----- INPUT MATERIAL

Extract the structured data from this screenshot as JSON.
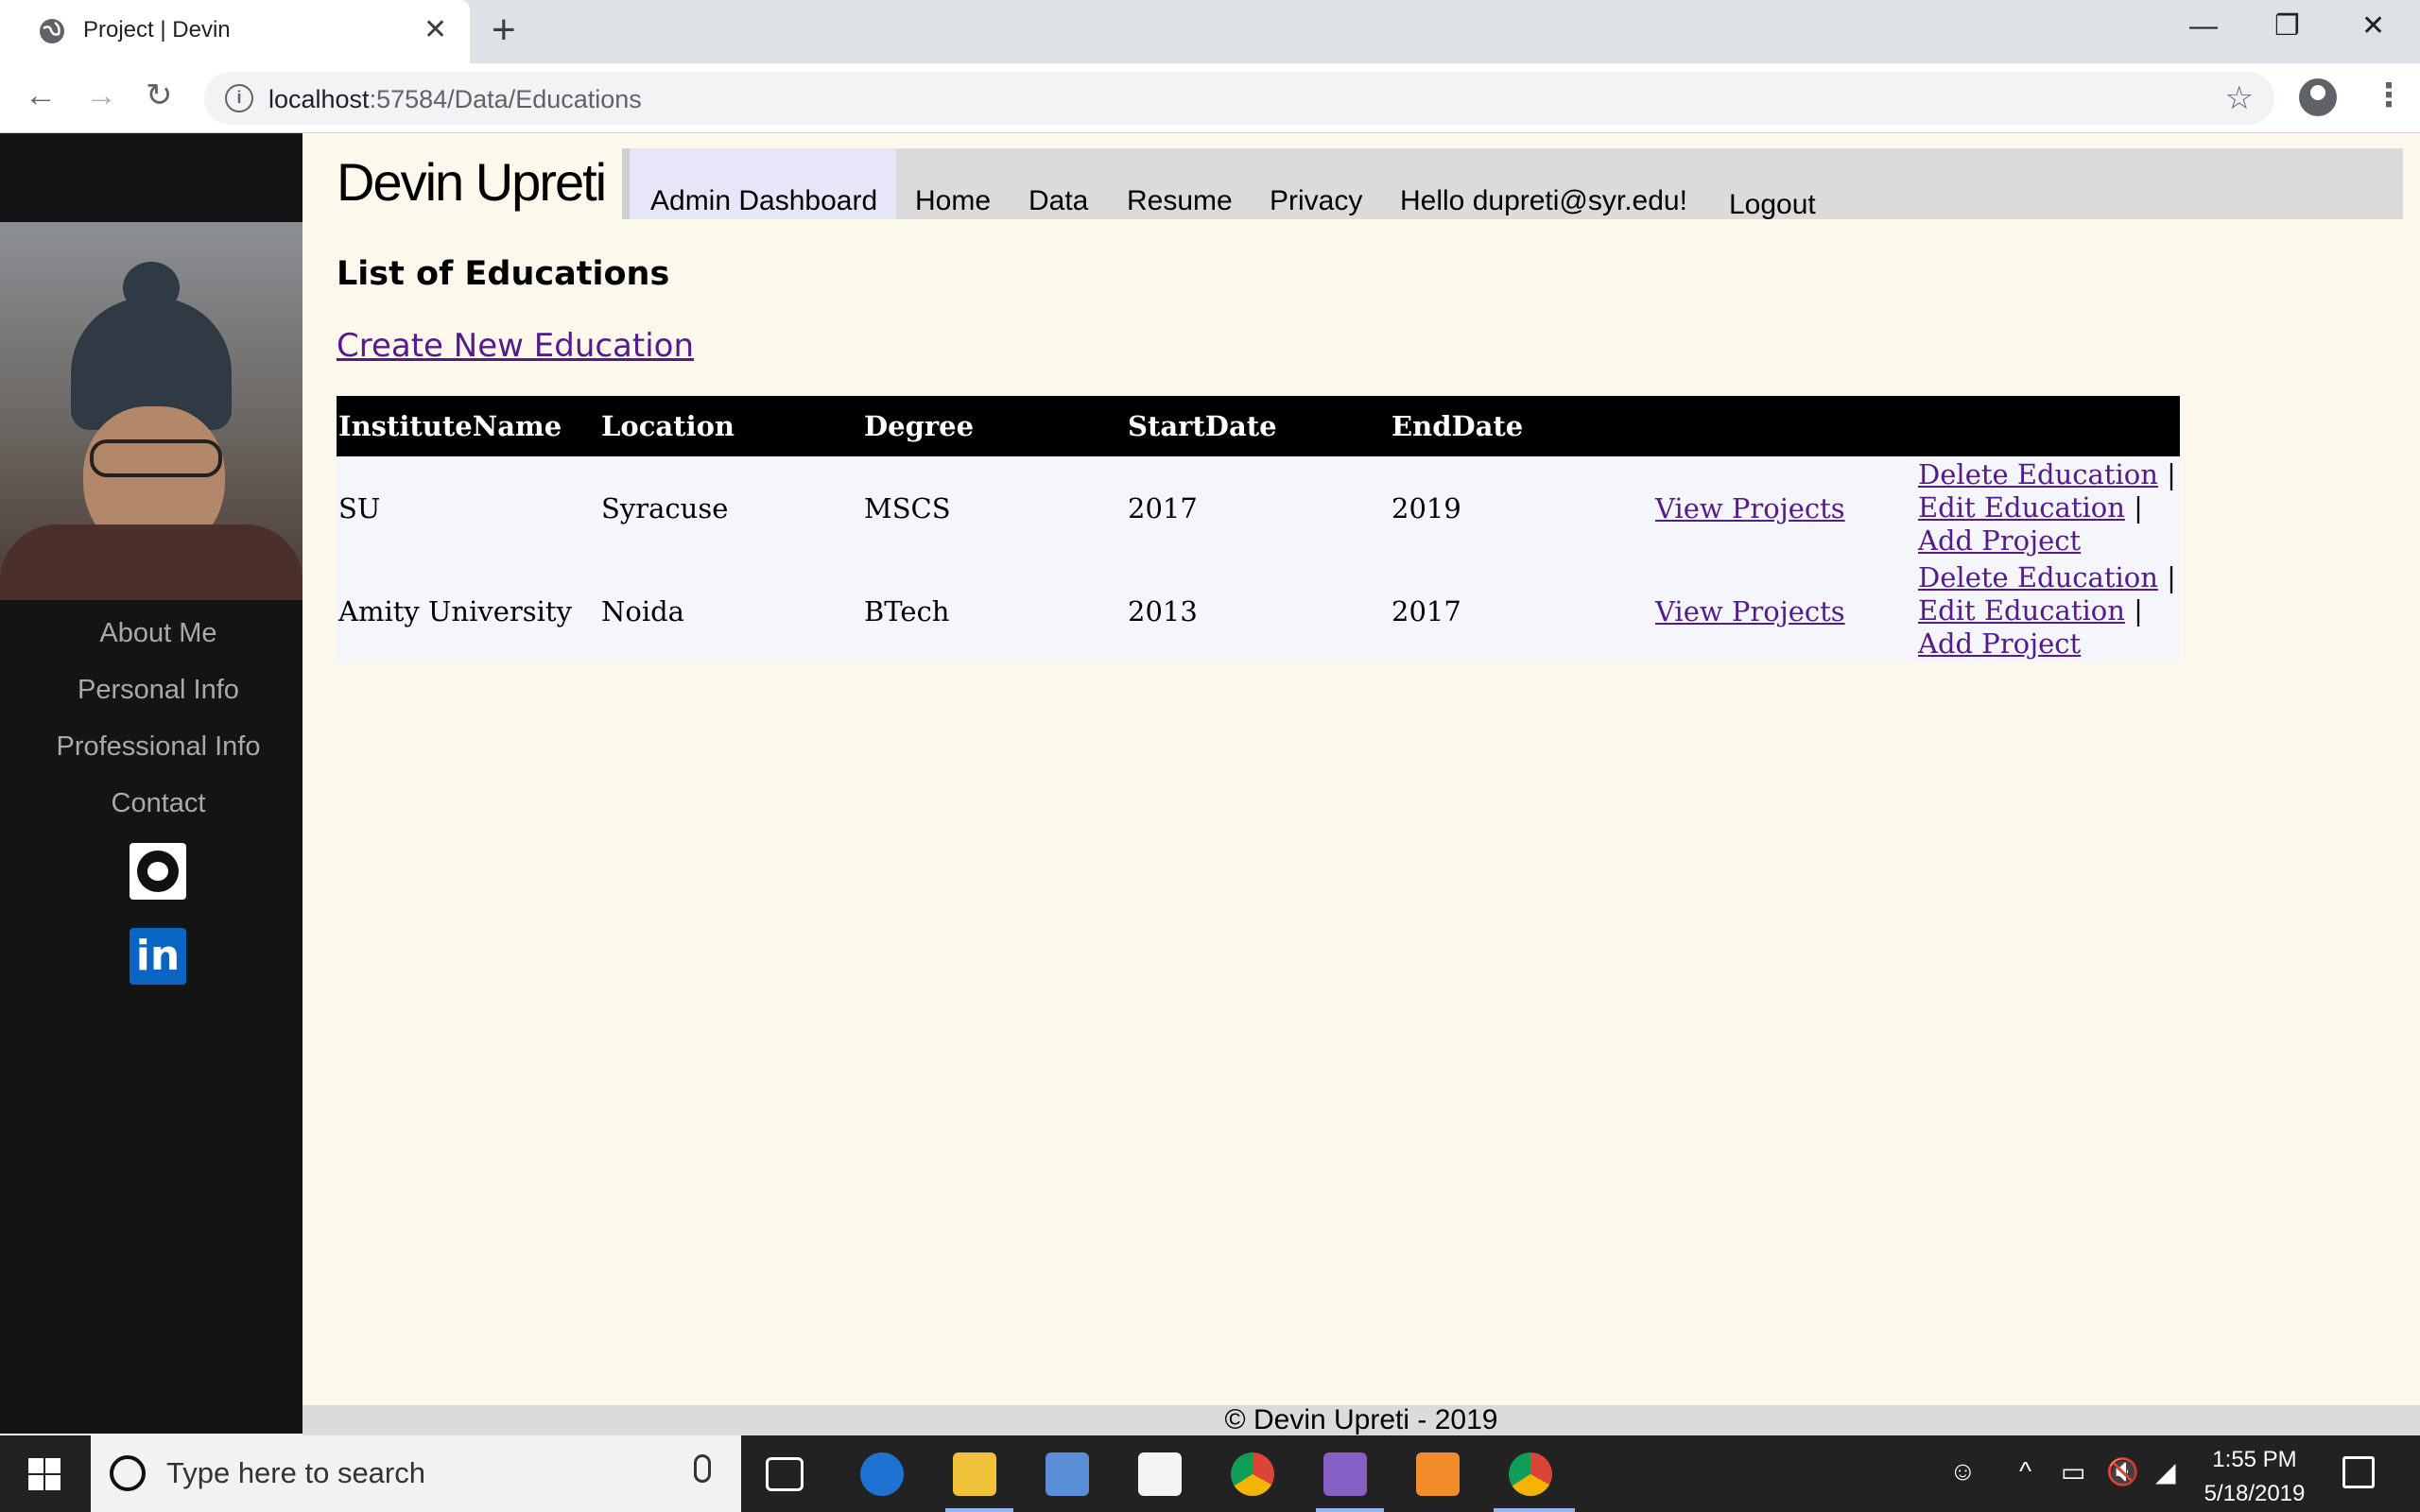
{
  "browser": {
    "tab_title": "Project | Devin",
    "new_tab_symbol": "+",
    "close_symbol": "✕",
    "url_host": "localhost",
    "url_rest": ":57584/Data/Educations",
    "window_controls": [
      "—",
      "❐",
      "✕"
    ]
  },
  "site": {
    "brand": "Devin Upreti",
    "nav": [
      "Admin Dashboard",
      "Home",
      "Data",
      "Resume",
      "Privacy",
      "Hello dupreti@syr.edu!",
      "Logout"
    ],
    "sidebar_links": [
      "About Me",
      "Personal Info",
      "Professional Info",
      "Contact"
    ],
    "linkedin_text": "in"
  },
  "page": {
    "title": "List of Educations",
    "create_link": "Create New Education",
    "table": {
      "headers": [
        "InstituteName",
        "Location",
        "Degree",
        "StartDate",
        "EndDate"
      ],
      "rows": [
        {
          "institute": "SU",
          "location": "Syracuse",
          "degree": "MSCS",
          "start": "2017",
          "end": "2019"
        },
        {
          "institute": "Amity University",
          "location": "Noida",
          "degree": "BTech",
          "start": "2013",
          "end": "2017"
        }
      ],
      "view_projects": "View Projects",
      "delete": "Delete Education",
      "edit": "Edit Education",
      "add_project": "Add Project",
      "separator": "|"
    }
  },
  "footer": "© Devin Upreti - 2019",
  "taskbar": {
    "search_placeholder": "Type here to search",
    "time": "1:55 PM",
    "date": "5/18/2019"
  },
  "colors": {
    "page_bg": "#fdf8ec",
    "sidebar_bg": "#141414",
    "link": "#551a8b",
    "nav_active": "#e6e6f8"
  }
}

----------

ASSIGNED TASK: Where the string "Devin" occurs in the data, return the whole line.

RESULT:
    "tab_title": "Project | Devin",
    "brand": "Devin Upreti",
  "footer": "© Devin Upreti - 2019",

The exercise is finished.